Many crashes have occurred already on Interstate 35, MnDOT said.
“We have all of our changeable message signs lit warning motorists to slow down,” said Morrie Luke, MnDOT traffic engineer. “But some motorists are ignoring these messages and many have spun out.”
Black ice creates the appearance of a wet surface, but it is actually a thin, clear layer of ice on roads and bridges. Black ice forms when melting snow refreezes or when rain, drizzle, mist or fog freezes. It is most common at night and early morning when it is dark and temperatures are lowest.
Black ice often forms in tunnels and other shaded areas, on overpasses and bridges, and near lakes and rivers.
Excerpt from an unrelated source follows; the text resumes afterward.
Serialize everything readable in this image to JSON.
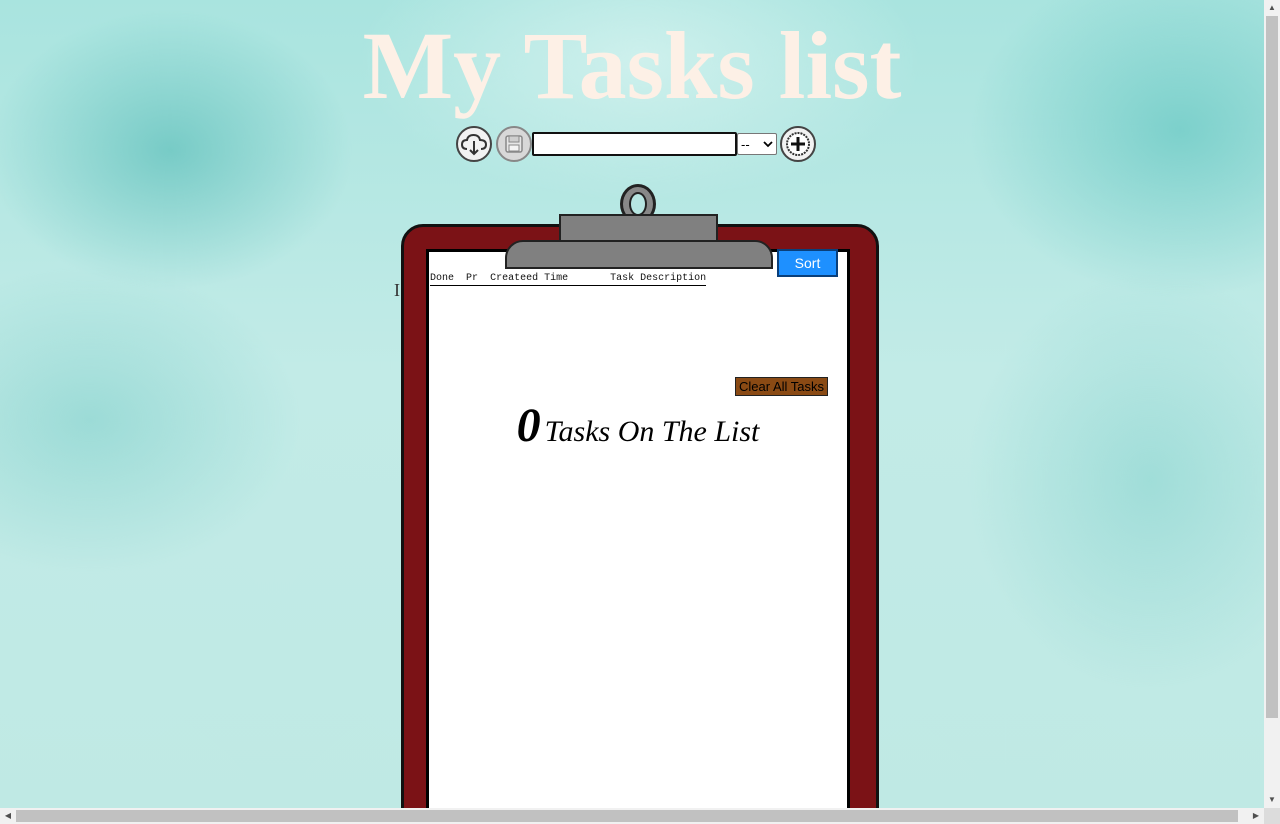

The hazard can also form when snow temporarily melts from auto exhaust emissions or tire heat and from moisture vapor given off by industries located close to the highway.
Motorists should remember to:
- Slow down on bridges, overpasses and tunnels and on all roads in the early morning when the air temperature rises faster than the pavement temperature.
- Use a safe speed for winter driving conditions, regardless of the posted speed limit.
- Keep a safe stopping distance from the vehicle in front of them.
- Keep both hands on the steering wheel and eyes on the road, and stay alert.